When you write out the listing, keep every character and omit the pictures.

***

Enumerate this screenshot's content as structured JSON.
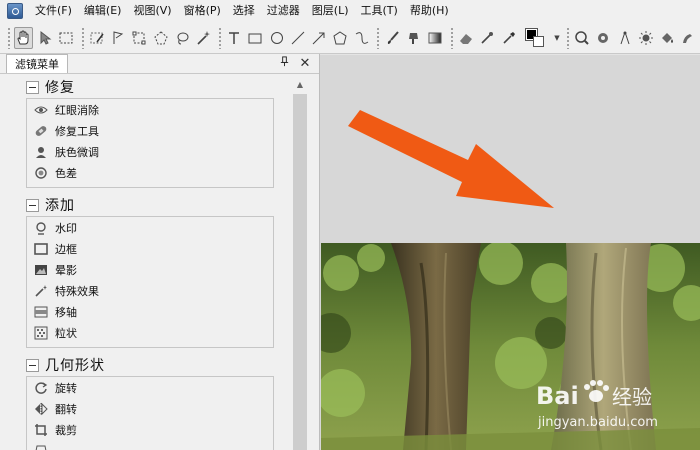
{
  "menubar": {
    "items": [
      "文件(F)",
      "编辑(E)",
      "视图(V)",
      "窗格(P)",
      "选择",
      "过滤器",
      "图层(L)",
      "工具(T)",
      "帮助(H)"
    ]
  },
  "toolbar": {
    "foreground_color": "#000000",
    "background_color": "#ffffff"
  },
  "panel": {
    "tab_label": "滤镜菜单",
    "pin_glyph": "📌",
    "close_glyph": "✕",
    "sections": [
      {
        "title": "修复",
        "items": [
          {
            "label": "红眼消除",
            "icon": "eye-icon"
          },
          {
            "label": "修复工具",
            "icon": "bandage-icon"
          },
          {
            "label": "肤色微调",
            "icon": "person-icon"
          },
          {
            "label": "色差",
            "icon": "aberration-icon"
          }
        ]
      },
      {
        "title": "添加",
        "items": [
          {
            "label": "水印",
            "icon": "watermark-icon"
          },
          {
            "label": "边框",
            "icon": "frame-icon"
          },
          {
            "label": "晕影",
            "icon": "vignette-icon"
          },
          {
            "label": "特殊效果",
            "icon": "magic-wand-icon"
          },
          {
            "label": "移轴",
            "icon": "tilt-shift-icon"
          },
          {
            "label": "粒状",
            "icon": "grain-icon"
          }
        ]
      },
      {
        "title": "几何形状",
        "items": [
          {
            "label": "旋转",
            "icon": "rotate-icon"
          },
          {
            "label": "翻转",
            "icon": "flip-icon"
          },
          {
            "label": "裁剪",
            "icon": "crop-icon"
          }
        ]
      }
    ]
  },
  "canvas": {
    "annotation_arrow_color": "#f05a14"
  },
  "watermark": {
    "brand": "Bai",
    "brand_suffix": "经验",
    "url": "jingyan.baidu.com"
  }
}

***

= Answer =
Enumerate this screenshot's content as structured JSON.
{
  "menubar": {
    "items": [
      "文件(F)",
      "编辑(E)",
      "视图(V)",
      "窗格(P)",
      "选择",
      "过滤器",
      "图层(L)",
      "工具(T)",
      "帮助(H)"
    ]
  },
  "toolbar": {
    "foreground_color": "#000000",
    "background_color": "#ffffff"
  },
  "panel": {
    "tab_label": "滤镜菜单",
    "pin_glyph": "📌",
    "close_glyph": "✕",
    "sections": [
      {
        "title": "修复",
        "items": [
          {
            "label": "红眼消除",
            "icon": "eye-icon"
          },
          {
            "label": "修复工具",
            "icon": "bandage-icon"
          },
          {
            "label": "肤色微调",
            "icon": "person-icon"
          },
          {
            "label": "色差",
            "icon": "aberration-icon"
          }
        ]
      },
      {
        "title": "添加",
        "items": [
          {
            "label": "水印",
            "icon": "watermark-icon"
          },
          {
            "label": "边框",
            "icon": "frame-icon"
          },
          {
            "label": "晕影",
            "icon": "vignette-icon"
          },
          {
            "label": "特殊效果",
            "icon": "magic-wand-icon"
          },
          {
            "label": "移轴",
            "icon": "tilt-shift-icon"
          },
          {
            "label": "粒状",
            "icon": "grain-icon"
          }
        ]
      },
      {
        "title": "几何形状",
        "items": [
          {
            "label": "旋转",
            "icon": "rotate-icon"
          },
          {
            "label": "翻转",
            "icon": "flip-icon"
          },
          {
            "label": "裁剪",
            "icon": "crop-icon"
          }
        ]
      }
    ]
  },
  "canvas": {
    "annotation_arrow_color": "#f05a14"
  },
  "watermark": {
    "brand": "Bai",
    "brand_suffix": "经验",
    "url": "jingyan.baidu.com"
  }
}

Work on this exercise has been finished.